BEGIN

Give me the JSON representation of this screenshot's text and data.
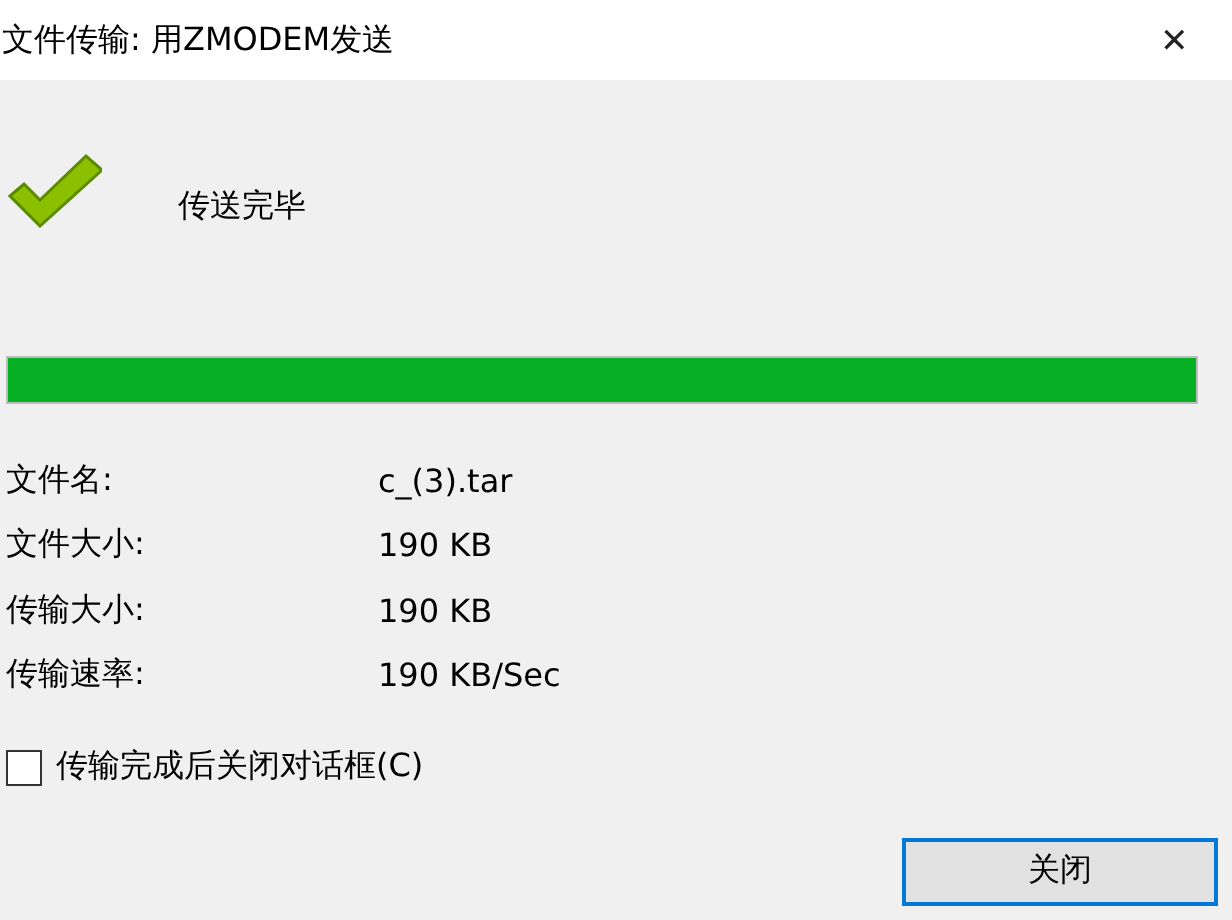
{
  "window": {
    "title": "文件传输: 用ZMODEM发送",
    "close": "✕"
  },
  "status": "传送完毕",
  "progress": {
    "level": 1
  },
  "fields": [
    {
      "label": "文件名:",
      "value": "c_(3).tar"
    },
    {
      "label": "文件大小:",
      "value": "190 KB"
    },
    {
      "label": "传输大小:",
      "value": "190 KB"
    },
    {
      "label": "传输速率:",
      "value": "190 KB/Sec"
    }
  ],
  "close_option": {
    "label": "传输完成后关闭对话框(C)",
    "checked": false
  },
  "buttons": [
    {
      "label": "关闭",
      "selected": true
    }
  ]
}
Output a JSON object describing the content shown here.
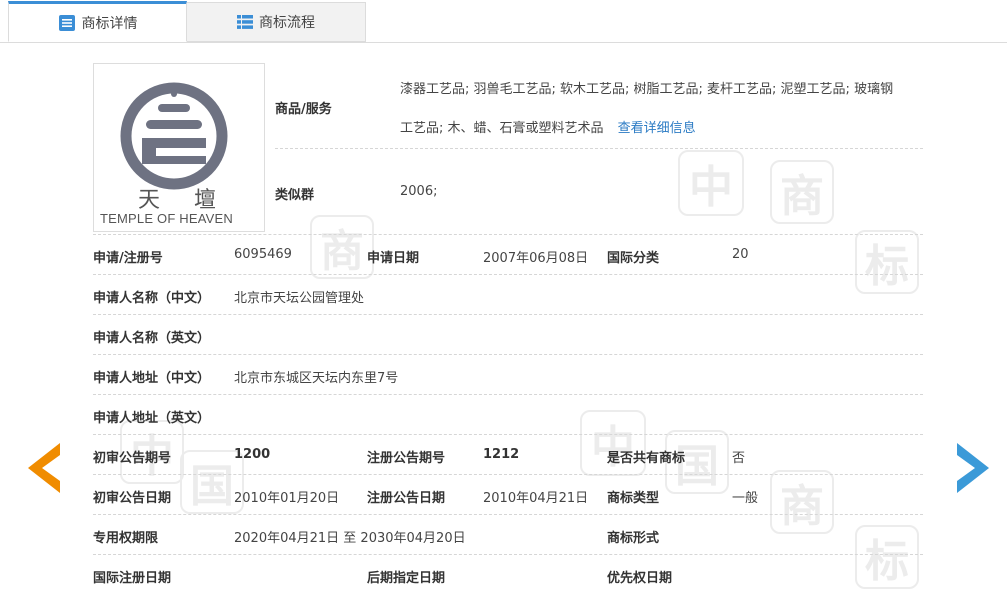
{
  "tabs": [
    {
      "label": "商标详情",
      "active": true,
      "icon": "list-icon"
    },
    {
      "label": "商标流程",
      "active": false,
      "icon": "grid-list-icon"
    }
  ],
  "logo": {
    "char1": "天",
    "char2": "壇",
    "text": "TEMPLE OF HEAVEN"
  },
  "goods": {
    "label": "商品/服务",
    "line1": "漆器工艺品; 羽兽毛工艺品; 软木工艺品; 树脂工艺品; 麦杆工艺品; 泥塑工艺品; 玻璃钢",
    "line2": "工艺品; 木、蜡、石膏或塑料艺术品",
    "detail_link": "查看详细信息"
  },
  "similar_group": {
    "label": "类似群",
    "value": "2006;"
  },
  "fields": {
    "reg_no_label": "申请/注册号",
    "reg_no": "6095469",
    "apply_date_label": "申请日期",
    "apply_date": "2007年06月08日",
    "intl_class_label": "国际分类",
    "intl_class": "20",
    "applicant_cn_label": "申请人名称（中文）",
    "applicant_cn": "北京市天坛公园管理处",
    "applicant_en_label": "申请人名称（英文）",
    "applicant_en": "",
    "address_cn_label": "申请人地址（中文）",
    "address_cn": "北京市东城区天坛内东里7号",
    "address_en_label": "申请人地址（英文）",
    "address_en": "",
    "prelim_issue_label": "初审公告期号",
    "prelim_issue": "1200",
    "reg_issue_label": "注册公告期号",
    "reg_issue": "1212",
    "shared_label": "是否共有商标",
    "shared": "否",
    "prelim_date_label": "初审公告日期",
    "prelim_date": "2010年01月20日",
    "reg_date_label": "注册公告日期",
    "reg_date": "2010年04月21日",
    "mark_type_label": "商标类型",
    "mark_type": "一般",
    "validity_label": "专用权期限",
    "validity": "2020年04月21日 至 2030年04月20日",
    "mark_form_label": "商标形式",
    "mark_form": "",
    "intl_reg_date_label": "国际注册日期",
    "intl_reg_date": "",
    "later_designation_label": "后期指定日期",
    "later_designation": "",
    "priority_date_label": "优先权日期",
    "priority_date": ""
  },
  "watermark_chars": [
    "中",
    "国",
    "商",
    "标"
  ],
  "colors": {
    "accent": "#3b8ed6",
    "link": "#2b7bc4",
    "prev_arrow": "#f08c00",
    "next_arrow": "#3b9ad8"
  }
}
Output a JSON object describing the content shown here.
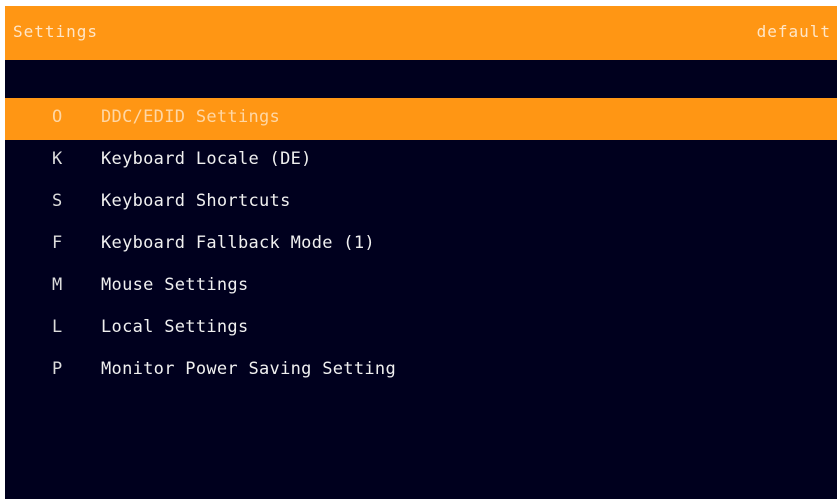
{
  "header": {
    "title": "Settings",
    "profile": "default"
  },
  "colors": {
    "accent": "#ff9614",
    "background": "#00001e",
    "text": "#f0f0f0"
  },
  "menu": {
    "selected_index": 0,
    "items": [
      {
        "key": "O",
        "label": "DDC/EDID Settings"
      },
      {
        "key": "K",
        "label": "Keyboard Locale (DE)"
      },
      {
        "key": "S",
        "label": "Keyboard Shortcuts"
      },
      {
        "key": "F",
        "label": "Keyboard Fallback Mode (1)"
      },
      {
        "key": "M",
        "label": "Mouse Settings"
      },
      {
        "key": "L",
        "label": "Local Settings"
      },
      {
        "key": "P",
        "label": "Monitor Power Saving Setting"
      }
    ]
  }
}
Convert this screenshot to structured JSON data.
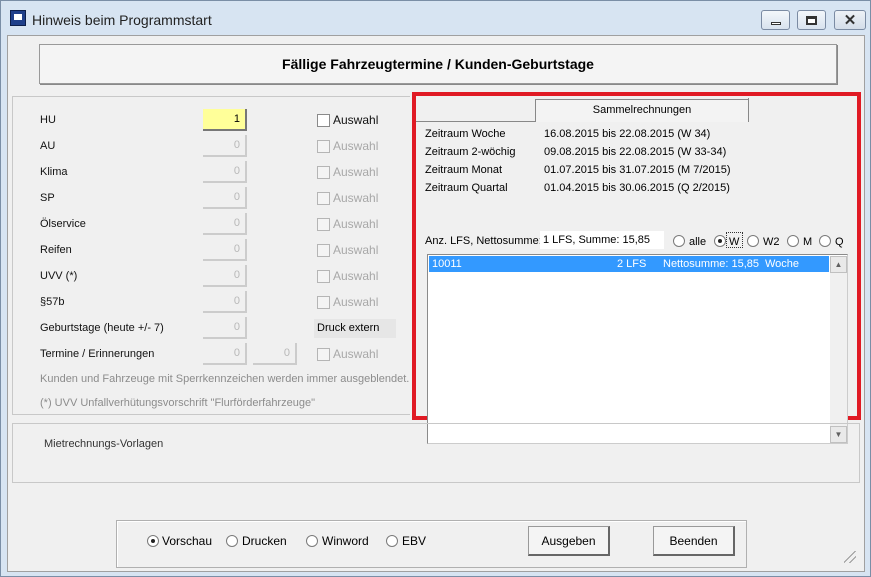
{
  "window": {
    "title": "Hinweis beim Programmstart"
  },
  "banner": "Fällige Fahrzeugtermine / Kunden-Geburtstage",
  "rows": [
    {
      "label": "HU",
      "value": "1",
      "check_label": "Auswahl"
    },
    {
      "label": "AU",
      "value": "0",
      "check_label": "Auswahl"
    },
    {
      "label": "Klima",
      "value": "0",
      "check_label": "Auswahl"
    },
    {
      "label": "SP",
      "value": "0",
      "check_label": "Auswahl"
    },
    {
      "label": "Ölservice",
      "value": "0",
      "check_label": "Auswahl"
    },
    {
      "label": "Reifen",
      "value": "0",
      "check_label": "Auswahl"
    },
    {
      "label": "UVV (*)",
      "value": "0",
      "check_label": "Auswahl"
    },
    {
      "label": "§57b",
      "value": "0",
      "check_label": "Auswahl"
    },
    {
      "label": "Geburtstage (heute +/- 7)",
      "value": "0",
      "extra_label": "Druck extern"
    },
    {
      "label": "Termine / Erinnerungen",
      "value": "0",
      "value2": "0",
      "check_label": "Auswahl"
    }
  ],
  "notes": {
    "sperr": "Kunden und Fahrzeuge mit Sperrkennzeichen werden immer ausgeblendet.",
    "uvv": "(*) UVV Unfallverhütungsvorschrift \"Flurförderfahrzeuge\""
  },
  "sammel": {
    "tab": "Sammelrechnungen",
    "zeitraum": [
      {
        "label": "Zeitraum Woche",
        "value": "16.08.2015 bis 22.08.2015 (W 34)"
      },
      {
        "label": "Zeitraum 2-wöchig",
        "value": "09.08.2015 bis 22.08.2015 (W 33-34)"
      },
      {
        "label": "Zeitraum Monat",
        "value": "01.07.2015 bis 31.07.2015 (M 7/2015)"
      },
      {
        "label": "Zeitraum Quartal",
        "value": "01.04.2015 bis 30.06.2015 (Q 2/2015)"
      }
    ],
    "anz_label": "Anz. LFS, Nettosumme:",
    "anz_value": "1 LFS, Summe: 15,85",
    "filters": [
      "alle",
      "W",
      "W2",
      "M",
      "Q"
    ],
    "selected_filter": "W",
    "list": [
      {
        "nr": "10011",
        "lfs": "2 LFS",
        "netto": "Nettosumme: 15,85",
        "period": "Woche"
      }
    ]
  },
  "miet_label": "Mietrechnungs-Vorlagen",
  "output": {
    "options": [
      "Vorschau",
      "Drucken",
      "Winword",
      "EBV"
    ],
    "selected": "Vorschau",
    "ausgeben": "Ausgeben",
    "beenden": "Beenden"
  }
}
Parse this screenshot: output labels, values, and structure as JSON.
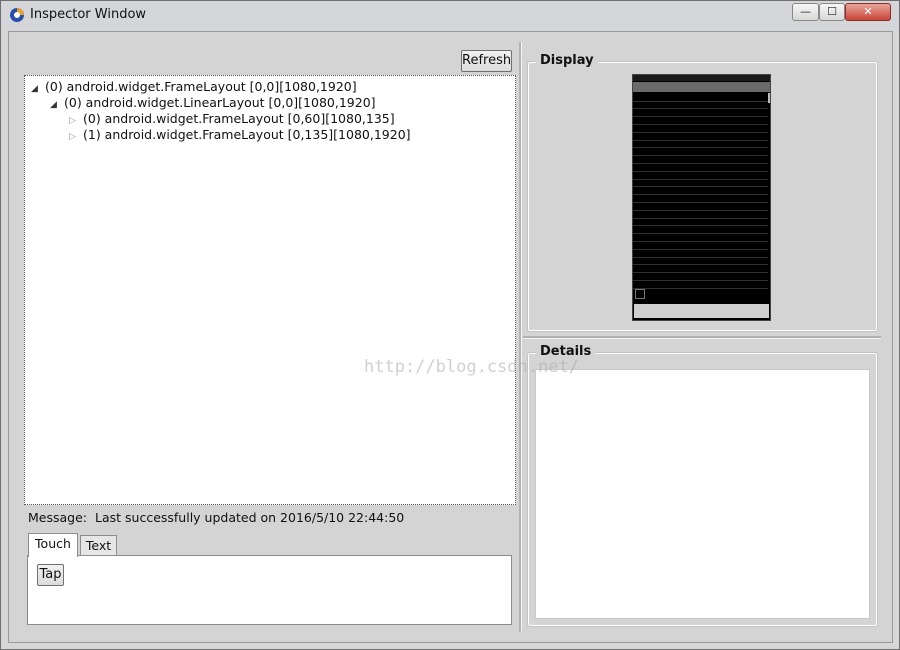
{
  "window": {
    "title": "Inspector Window",
    "controls": {
      "minimize": "—",
      "maximize": "☐",
      "close": "✕"
    }
  },
  "toolbar": {
    "refresh_label": "Refresh"
  },
  "tree": {
    "nodes": [
      {
        "label": "(0) android.widget.FrameLayout [0,0][1080,1920]",
        "expanded": true
      },
      {
        "label": "(0) android.widget.LinearLayout [0,0][1080,1920]",
        "expanded": true
      },
      {
        "label": "(0) android.widget.FrameLayout [0,60][1080,135]",
        "expanded": false
      },
      {
        "label": "(1) android.widget.FrameLayout [0,135][1080,1920]",
        "expanded": false
      }
    ]
  },
  "message": {
    "label": "Message:",
    "text": "Last successfully updated on 2016/5/10 22:44:50"
  },
  "tabs": [
    {
      "label": "Touch",
      "active": true
    },
    {
      "label": "Text",
      "active": false
    }
  ],
  "touch_panel": {
    "tap_label": "Tap"
  },
  "display": {
    "title": "Display",
    "phone": {
      "title_bar": "",
      "list_items": [
        "",
        "",
        "",
        "",
        "",
        "",
        "",
        "",
        "",
        "",
        "",
        "",
        "",
        "",
        "",
        "",
        "",
        "",
        "",
        "",
        "",
        "",
        "",
        "",
        ""
      ],
      "checkbox_label": "",
      "button_label": ""
    }
  },
  "details": {
    "title": "Details"
  },
  "watermark": "http://blog.csdn.net/",
  "colors": {
    "background": "#d4d4d4",
    "phone_screen": "#000000"
  }
}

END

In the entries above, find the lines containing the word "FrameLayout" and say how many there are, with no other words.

Exercise output
3